As soon as you step into the exhibition space you know you’re in for a treat – books hang from the ceiling, the walls are decorated to look like you’re in Hogwarts, and before you’ve even got your bearings you’ve already seen the synopsis J K Rowling sent out to prospective publishers and the note from the publisher’s daughter giving it a glowing review. The British Library have clearly put a lot of effort into getting the aesthetics right. Each room focuses on a specific subject that Harry and his friends study, and the décor fits beautifully – a large celestial globe with pricks of light on dark material above, a Divination room that makes you feel as though you are in Trelawney’s classroom, and a Herbology area draped with fake plants. These touches help transport the visitor to the world of magic.

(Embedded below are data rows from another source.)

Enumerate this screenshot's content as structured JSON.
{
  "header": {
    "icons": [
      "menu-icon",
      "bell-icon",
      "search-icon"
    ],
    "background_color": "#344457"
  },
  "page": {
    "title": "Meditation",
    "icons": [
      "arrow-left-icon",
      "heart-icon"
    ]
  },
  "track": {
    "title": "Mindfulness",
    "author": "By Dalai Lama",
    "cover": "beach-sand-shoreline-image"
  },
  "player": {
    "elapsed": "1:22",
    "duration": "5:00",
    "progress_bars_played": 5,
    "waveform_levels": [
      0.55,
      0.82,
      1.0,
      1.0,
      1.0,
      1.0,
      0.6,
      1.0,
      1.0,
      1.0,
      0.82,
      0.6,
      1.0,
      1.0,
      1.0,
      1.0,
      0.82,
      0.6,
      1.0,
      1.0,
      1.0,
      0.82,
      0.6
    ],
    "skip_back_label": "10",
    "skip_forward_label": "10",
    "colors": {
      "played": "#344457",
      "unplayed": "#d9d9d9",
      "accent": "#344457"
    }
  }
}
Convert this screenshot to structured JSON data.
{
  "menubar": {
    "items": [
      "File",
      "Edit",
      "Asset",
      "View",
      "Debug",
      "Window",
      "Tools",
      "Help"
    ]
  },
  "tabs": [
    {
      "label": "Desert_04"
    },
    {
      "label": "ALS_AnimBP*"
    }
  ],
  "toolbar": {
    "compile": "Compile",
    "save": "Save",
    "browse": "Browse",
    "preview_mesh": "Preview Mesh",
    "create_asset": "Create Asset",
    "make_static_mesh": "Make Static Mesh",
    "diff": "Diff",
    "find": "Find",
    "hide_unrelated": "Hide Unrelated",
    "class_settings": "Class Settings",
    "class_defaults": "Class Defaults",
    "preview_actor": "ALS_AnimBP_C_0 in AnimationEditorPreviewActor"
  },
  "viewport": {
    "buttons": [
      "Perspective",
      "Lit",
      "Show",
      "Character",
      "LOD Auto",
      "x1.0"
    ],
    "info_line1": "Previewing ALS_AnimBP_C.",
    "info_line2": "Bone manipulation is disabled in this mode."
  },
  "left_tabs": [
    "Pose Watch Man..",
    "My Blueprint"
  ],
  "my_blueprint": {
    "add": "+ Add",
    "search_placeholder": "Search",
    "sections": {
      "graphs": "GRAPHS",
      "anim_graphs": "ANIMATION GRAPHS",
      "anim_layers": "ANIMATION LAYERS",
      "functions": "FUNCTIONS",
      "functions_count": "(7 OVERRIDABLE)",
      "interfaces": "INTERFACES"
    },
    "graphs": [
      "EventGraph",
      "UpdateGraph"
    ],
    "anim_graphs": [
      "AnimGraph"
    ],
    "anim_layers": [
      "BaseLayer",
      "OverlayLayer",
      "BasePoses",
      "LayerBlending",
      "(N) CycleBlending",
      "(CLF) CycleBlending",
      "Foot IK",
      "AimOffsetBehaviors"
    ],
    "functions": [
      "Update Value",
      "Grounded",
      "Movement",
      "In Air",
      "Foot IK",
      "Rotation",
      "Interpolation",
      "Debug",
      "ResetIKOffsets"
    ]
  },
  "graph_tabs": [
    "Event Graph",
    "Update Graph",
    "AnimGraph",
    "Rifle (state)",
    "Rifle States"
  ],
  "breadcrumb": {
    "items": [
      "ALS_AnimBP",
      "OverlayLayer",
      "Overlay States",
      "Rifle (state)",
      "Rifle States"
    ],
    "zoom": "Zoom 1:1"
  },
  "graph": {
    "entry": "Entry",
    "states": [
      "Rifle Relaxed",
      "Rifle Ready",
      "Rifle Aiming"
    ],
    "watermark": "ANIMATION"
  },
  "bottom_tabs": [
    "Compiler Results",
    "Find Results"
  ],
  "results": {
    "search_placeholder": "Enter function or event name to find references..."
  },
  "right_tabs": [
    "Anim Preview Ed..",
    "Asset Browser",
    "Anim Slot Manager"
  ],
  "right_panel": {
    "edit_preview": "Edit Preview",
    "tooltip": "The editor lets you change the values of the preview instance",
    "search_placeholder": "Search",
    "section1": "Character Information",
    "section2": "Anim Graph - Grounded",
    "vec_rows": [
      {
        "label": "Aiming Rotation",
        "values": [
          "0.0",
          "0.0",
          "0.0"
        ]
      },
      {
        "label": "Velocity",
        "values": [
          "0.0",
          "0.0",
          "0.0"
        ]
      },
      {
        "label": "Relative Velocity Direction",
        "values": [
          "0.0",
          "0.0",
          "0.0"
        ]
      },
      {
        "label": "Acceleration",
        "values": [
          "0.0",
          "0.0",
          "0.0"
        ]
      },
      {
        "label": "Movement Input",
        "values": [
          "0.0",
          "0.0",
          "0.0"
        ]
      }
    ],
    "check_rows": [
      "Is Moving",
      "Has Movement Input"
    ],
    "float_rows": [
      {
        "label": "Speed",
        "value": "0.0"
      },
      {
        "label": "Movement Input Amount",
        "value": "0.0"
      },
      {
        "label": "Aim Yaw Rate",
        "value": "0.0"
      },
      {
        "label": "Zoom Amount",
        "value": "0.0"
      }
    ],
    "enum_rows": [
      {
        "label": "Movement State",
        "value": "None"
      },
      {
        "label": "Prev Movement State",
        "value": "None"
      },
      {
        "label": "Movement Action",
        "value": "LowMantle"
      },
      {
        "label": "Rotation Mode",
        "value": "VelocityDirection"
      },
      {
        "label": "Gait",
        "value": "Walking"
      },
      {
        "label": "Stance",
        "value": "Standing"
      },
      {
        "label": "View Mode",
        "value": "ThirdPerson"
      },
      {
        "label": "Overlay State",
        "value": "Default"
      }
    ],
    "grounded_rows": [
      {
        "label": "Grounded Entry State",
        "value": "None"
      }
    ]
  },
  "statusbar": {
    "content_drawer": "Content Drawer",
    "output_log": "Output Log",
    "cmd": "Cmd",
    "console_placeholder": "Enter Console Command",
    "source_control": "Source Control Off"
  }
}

The content itself is carefully balanced between historic artefacts and books, and items from Rowling’s personal collection that no fan will want to miss. The vast sixteenth century Ripley Scroll shows you how to make your very own Philosopher’s Stone, a 3000 year old cauldron takes pride of place in Potions, and Nicolas Flamel’s gravestone is tucked unassumingly into a corner. Sadly this is accompanied by a note that will disillusion anyone under the impression that he really was an alchemist.
The glut of Jim Kay artworks on display are quite something to behold, seeing the originals a special experience. We’re also treated to early drafts of scenes from the books, and annotated manuscripts. There’s even some hand-drawn pictures by Rowling from the early days when she wanted to be able to see the world she was creating. Last but not least comes an impressive chart over multiple pages of her plotting for The Order of the Phoenix. Knowing that she had all seven books planned before Philosopher’s Stone made it to bookshelves is mind-blowing.
I cannot recommend this exhibition highly enough. Well thought out and beautifully achieved, you’ll find real treasures within, and a couple of interactive opportunities that adults and children alike will enjoy. Running until 28th February, if you love Harry Potter you need to get a ticket. For more details, visit the British Library's website.